## ASSIGNMENT
Repeat the data below exactly, with every entry included.

Segment Start: DATASET RECORDS

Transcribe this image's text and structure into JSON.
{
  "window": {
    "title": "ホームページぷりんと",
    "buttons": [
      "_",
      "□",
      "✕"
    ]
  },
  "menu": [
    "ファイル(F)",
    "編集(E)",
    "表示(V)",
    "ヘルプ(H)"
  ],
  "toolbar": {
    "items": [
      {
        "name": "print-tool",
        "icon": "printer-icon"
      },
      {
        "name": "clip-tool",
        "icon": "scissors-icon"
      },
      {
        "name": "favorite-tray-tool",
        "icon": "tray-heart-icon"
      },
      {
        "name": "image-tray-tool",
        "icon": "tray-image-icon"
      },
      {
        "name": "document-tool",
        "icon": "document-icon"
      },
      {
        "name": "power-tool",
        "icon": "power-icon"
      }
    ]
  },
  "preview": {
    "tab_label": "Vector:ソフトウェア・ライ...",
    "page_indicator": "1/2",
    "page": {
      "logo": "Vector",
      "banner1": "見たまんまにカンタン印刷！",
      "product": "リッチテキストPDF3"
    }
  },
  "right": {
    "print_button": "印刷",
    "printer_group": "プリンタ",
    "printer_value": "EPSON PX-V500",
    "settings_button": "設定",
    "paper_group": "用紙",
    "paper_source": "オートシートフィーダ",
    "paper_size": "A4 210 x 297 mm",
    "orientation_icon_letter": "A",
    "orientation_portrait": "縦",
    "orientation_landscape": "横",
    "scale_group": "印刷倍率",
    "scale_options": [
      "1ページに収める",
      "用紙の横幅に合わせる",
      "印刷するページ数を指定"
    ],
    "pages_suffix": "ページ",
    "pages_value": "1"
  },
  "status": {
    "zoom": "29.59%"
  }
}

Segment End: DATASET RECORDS

## RESULT BELOW
Transcribe this image's text and structure into JSON.
{
  "window": {
    "title": "ホームページぷりんと",
    "buttons": [
      "_",
      "□",
      "✕"
    ]
  },
  "menu": [
    "ファイル(F)",
    "編集(E)",
    "表示(V)",
    "ヘルプ(H)"
  ],
  "toolbar": {
    "items": [
      {
        "name": "print-tool",
        "icon": "printer-icon"
      },
      {
        "name": "clip-tool",
        "icon": "scissors-icon"
      },
      {
        "name": "favorite-tray-tool",
        "icon": "tray-heart-icon"
      },
      {
        "name": "image-tray-tool",
        "icon": "tray-image-icon"
      },
      {
        "name": "document-tool",
        "icon": "document-icon"
      },
      {
        "name": "power-tool",
        "icon": "power-icon"
      }
    ]
  },
  "preview": {
    "tab_label": "Vector:ソフトウェア・ライ...",
    "page_indicator": "1/2",
    "page": {
      "logo": "Vector",
      "banner1": "見たまんまにカンタン印刷！",
      "product": "リッチテキストPDF3"
    }
  },
  "right": {
    "print_button": "印刷",
    "printer_group": "プリンタ",
    "printer_value": "EPSON PX-V500",
    "settings_button": "設定",
    "paper_group": "用紙",
    "paper_source": "オートシートフィーダ",
    "paper_size": "A4 210 x 297 mm",
    "orientation_icon_letter": "A",
    "orientation_portrait": "縦",
    "orientation_landscape": "横",
    "scale_group": "印刷倍率",
    "scale_options": [
      "1ページに収める",
      "用紙の横幅に合わせる",
      "印刷するページ数を指定"
    ],
    "pages_suffix": "ページ",
    "pages_value": "1"
  },
  "status": {
    "zoom": "29.59%"
  }
}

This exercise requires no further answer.